What is needed:
Your answer must be an exact copy of the data, without any pictures.

==== Exercise inputs

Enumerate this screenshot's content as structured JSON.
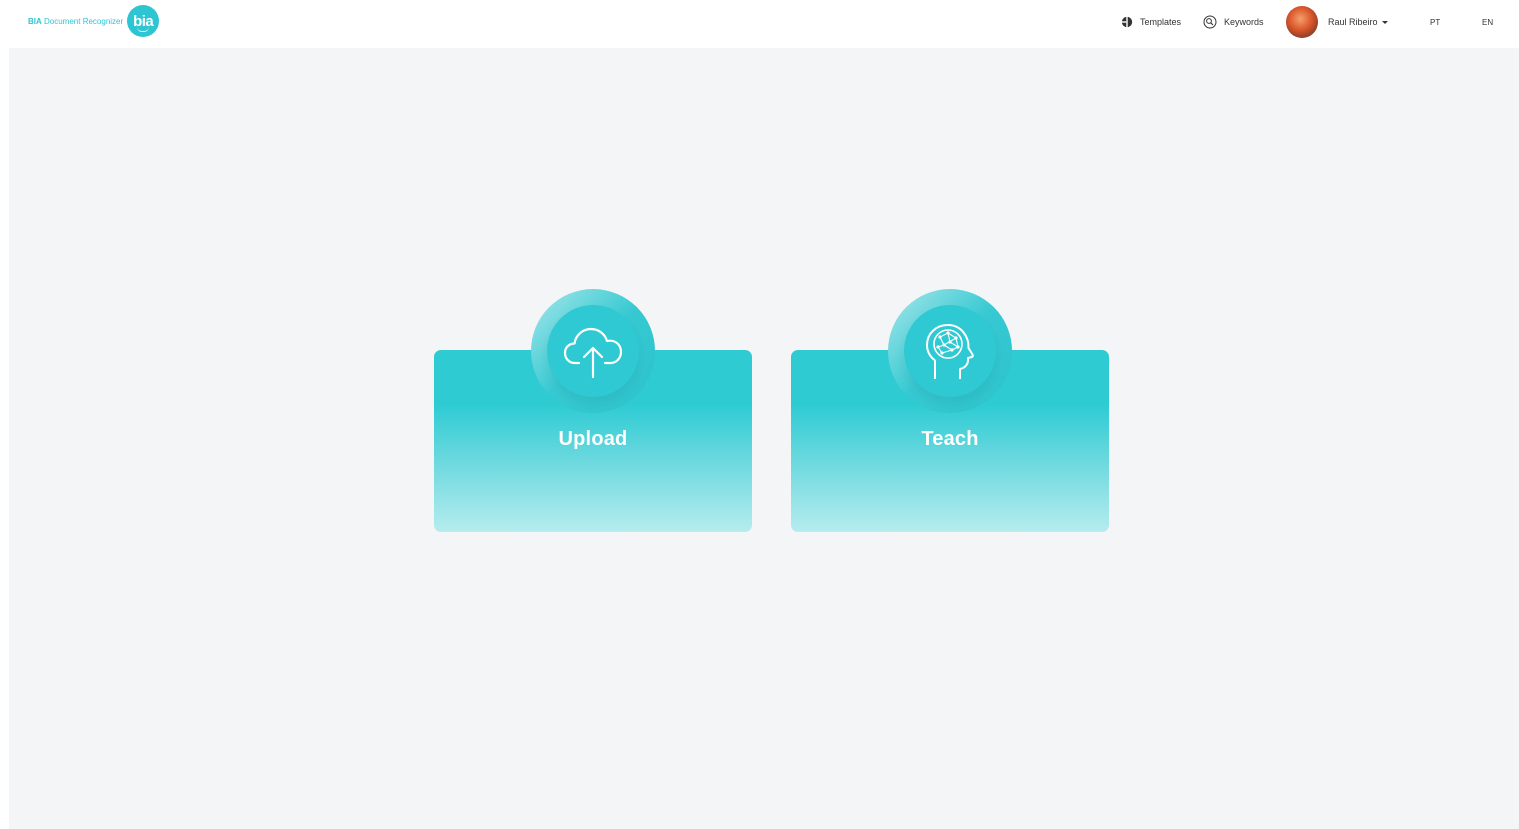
{
  "brand": {
    "name_bold": "BIA",
    "name_rest": " Document Recognizer",
    "logo_text": "bia",
    "accent_color": "#2ec5d3"
  },
  "nav": {
    "templates_label": "Templates",
    "keywords_label": "Keywords",
    "user_name": "Raul Ribeiro",
    "lang_pt": "PT",
    "lang_en": "EN"
  },
  "cards": [
    {
      "label": "Upload",
      "icon": "cloud-upload-icon"
    },
    {
      "label": "Teach",
      "icon": "brain-head-icon"
    }
  ]
}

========

Output for this exercise:
Enumerate this screenshot's content as structured JSON.
{
  "brand": {
    "name_bold": "BIA",
    "name_rest": " Document Recognizer",
    "logo_text": "bia",
    "accent_color": "#2ec5d3"
  },
  "nav": {
    "templates_label": "Templates",
    "keywords_label": "Keywords",
    "user_name": "Raul Ribeiro",
    "lang_pt": "PT",
    "lang_en": "EN"
  },
  "cards": [
    {
      "label": "Upload",
      "icon": "cloud-upload-icon"
    },
    {
      "label": "Teach",
      "icon": "brain-head-icon"
    }
  ]
}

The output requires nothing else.